  50. Snyder, R., Shapiro, S., & Treleaven, D. (2012). Attachment theory and mindfulness. Journal of Child and Family Studies, 21(5), 709–717.  https://doi.org/10.1007/s10826-011-9522-8.CrossRefGoogle Scholar
  51. Stevenson, J. C., Emerson, L.-M., & Millings, A. (2017). The relationship between adult attachment orientation and mindfulness: A systematic review and meta-analysis. Mindfulness, 8(6), 1438–1455.  https://doi.org/10.1007/s12671-017-0733-y.CrossRefPubMedCentralPubMedGoogle Scholar
  52. Stevenson, J. C., Millings, A., & Emerson, L.-M. (2018). Psychological well-being and coping: The predictive value of adult attachment, dispositional mindfulness, and emotion regulation. Mindfulness.  https://doi.org/10.1007/s12671-018-0970-8.
  53. Sturdevant, M. S., & Spear, B. A. (2002). Adolescent psychosocial development. Journal of the Academy of Nutrition and Dietetics, 102, S30–S31.Google Scholar
  54. Wang, K., Shi, H.-S., Geng, F.-L., Zou, L.-Q., Tan, S.-P., Wang, Y., ... Chan, R. C. (2016). Cross-cultural validation of the depression anxiety stress scale–21 in China. Psychological Assessment, 28(5), e88.  https://doi.org/10.1037/pas0000207.
  55. Zhao, X., Lynch, J. G., Jr., & Chen, Q. (2010). Reconsidering baron and Kenny: Myths and truths about mediation analysis. Journal of Consumer Research, 37(2), 197–206.  https://doi.org/10.1086/651257.CrossRefGoogle Scholar
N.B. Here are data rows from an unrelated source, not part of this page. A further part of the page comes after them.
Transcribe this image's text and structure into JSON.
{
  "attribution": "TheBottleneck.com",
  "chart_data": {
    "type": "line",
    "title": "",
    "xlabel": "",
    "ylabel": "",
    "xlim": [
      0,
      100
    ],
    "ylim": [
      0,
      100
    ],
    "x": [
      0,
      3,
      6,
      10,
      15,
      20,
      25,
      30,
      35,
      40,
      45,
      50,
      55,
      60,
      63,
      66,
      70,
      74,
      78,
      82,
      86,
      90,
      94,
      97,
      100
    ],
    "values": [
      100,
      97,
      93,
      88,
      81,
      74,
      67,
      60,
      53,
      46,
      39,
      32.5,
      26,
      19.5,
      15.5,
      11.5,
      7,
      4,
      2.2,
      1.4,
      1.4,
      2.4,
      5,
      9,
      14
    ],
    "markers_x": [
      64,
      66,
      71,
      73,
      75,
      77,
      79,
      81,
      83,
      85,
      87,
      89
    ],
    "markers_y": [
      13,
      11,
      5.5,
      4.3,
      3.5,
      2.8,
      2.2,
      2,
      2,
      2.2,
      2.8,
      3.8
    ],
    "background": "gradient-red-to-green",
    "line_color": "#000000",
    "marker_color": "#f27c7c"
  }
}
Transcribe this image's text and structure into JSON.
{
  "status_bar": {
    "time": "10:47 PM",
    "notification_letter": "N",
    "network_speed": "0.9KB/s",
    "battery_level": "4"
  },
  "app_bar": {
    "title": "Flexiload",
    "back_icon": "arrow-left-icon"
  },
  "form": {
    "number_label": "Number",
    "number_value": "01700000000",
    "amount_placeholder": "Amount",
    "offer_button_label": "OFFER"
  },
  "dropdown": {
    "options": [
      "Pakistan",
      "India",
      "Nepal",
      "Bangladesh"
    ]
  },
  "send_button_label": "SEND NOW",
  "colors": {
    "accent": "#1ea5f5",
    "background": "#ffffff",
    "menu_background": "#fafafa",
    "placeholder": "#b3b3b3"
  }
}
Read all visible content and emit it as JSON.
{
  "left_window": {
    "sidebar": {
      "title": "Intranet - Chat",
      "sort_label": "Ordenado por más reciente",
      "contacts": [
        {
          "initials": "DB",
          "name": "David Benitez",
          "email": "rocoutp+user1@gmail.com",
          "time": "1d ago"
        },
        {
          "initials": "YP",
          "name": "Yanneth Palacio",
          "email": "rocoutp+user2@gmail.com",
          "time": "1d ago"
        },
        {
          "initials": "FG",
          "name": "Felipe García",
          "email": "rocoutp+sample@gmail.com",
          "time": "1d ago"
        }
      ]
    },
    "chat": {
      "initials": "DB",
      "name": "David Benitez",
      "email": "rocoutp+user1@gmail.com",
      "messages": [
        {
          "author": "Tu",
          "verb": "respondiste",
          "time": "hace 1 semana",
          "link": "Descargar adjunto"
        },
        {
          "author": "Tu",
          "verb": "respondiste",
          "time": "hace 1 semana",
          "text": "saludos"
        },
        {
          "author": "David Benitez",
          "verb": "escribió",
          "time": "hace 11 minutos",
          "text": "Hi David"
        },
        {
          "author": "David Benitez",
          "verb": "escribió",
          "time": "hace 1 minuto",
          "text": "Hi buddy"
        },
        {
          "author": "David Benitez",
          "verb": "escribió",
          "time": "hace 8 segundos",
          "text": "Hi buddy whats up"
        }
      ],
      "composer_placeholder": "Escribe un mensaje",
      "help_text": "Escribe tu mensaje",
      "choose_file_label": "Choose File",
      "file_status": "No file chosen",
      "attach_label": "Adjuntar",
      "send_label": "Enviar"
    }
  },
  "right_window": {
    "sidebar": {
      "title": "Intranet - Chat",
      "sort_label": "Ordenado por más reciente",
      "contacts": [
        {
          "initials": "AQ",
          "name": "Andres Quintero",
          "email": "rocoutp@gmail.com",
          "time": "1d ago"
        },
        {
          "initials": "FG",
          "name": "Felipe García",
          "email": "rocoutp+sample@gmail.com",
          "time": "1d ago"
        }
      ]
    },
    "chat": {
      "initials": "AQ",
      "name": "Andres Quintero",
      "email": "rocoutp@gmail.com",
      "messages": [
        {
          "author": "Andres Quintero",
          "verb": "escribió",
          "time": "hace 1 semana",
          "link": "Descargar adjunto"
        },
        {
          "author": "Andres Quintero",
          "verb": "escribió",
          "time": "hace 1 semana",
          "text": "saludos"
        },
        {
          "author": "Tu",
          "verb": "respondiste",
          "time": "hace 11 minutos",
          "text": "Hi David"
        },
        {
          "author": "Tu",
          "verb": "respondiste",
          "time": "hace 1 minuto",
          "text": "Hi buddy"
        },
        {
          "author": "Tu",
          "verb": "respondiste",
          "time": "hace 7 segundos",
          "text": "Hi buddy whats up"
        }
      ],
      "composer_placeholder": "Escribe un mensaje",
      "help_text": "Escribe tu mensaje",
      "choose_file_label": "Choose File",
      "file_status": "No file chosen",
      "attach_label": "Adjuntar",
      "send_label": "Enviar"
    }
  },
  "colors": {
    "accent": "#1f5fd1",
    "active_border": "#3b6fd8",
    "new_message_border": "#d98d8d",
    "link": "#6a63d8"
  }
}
Copyright information

© Springer Science+Business Media, LLC, part of Springer Nature 2018

Authors and Affiliations

  1. 1.Faculty of Education, University of MacauMacauChina
  2. 2.School of Education, Stanford UniversityStanfordUSA
  3. 3.Educational Science Research InstituteHunan UniversityChangshaChina
  4. 4.School of Humanities & Social ScienceChinese University of Hong Kong (Shenzhen)ShenzhenChina
  5. 5.School of PsychologyCentral China Normal UniversityWuhanChina

Personalised recommendations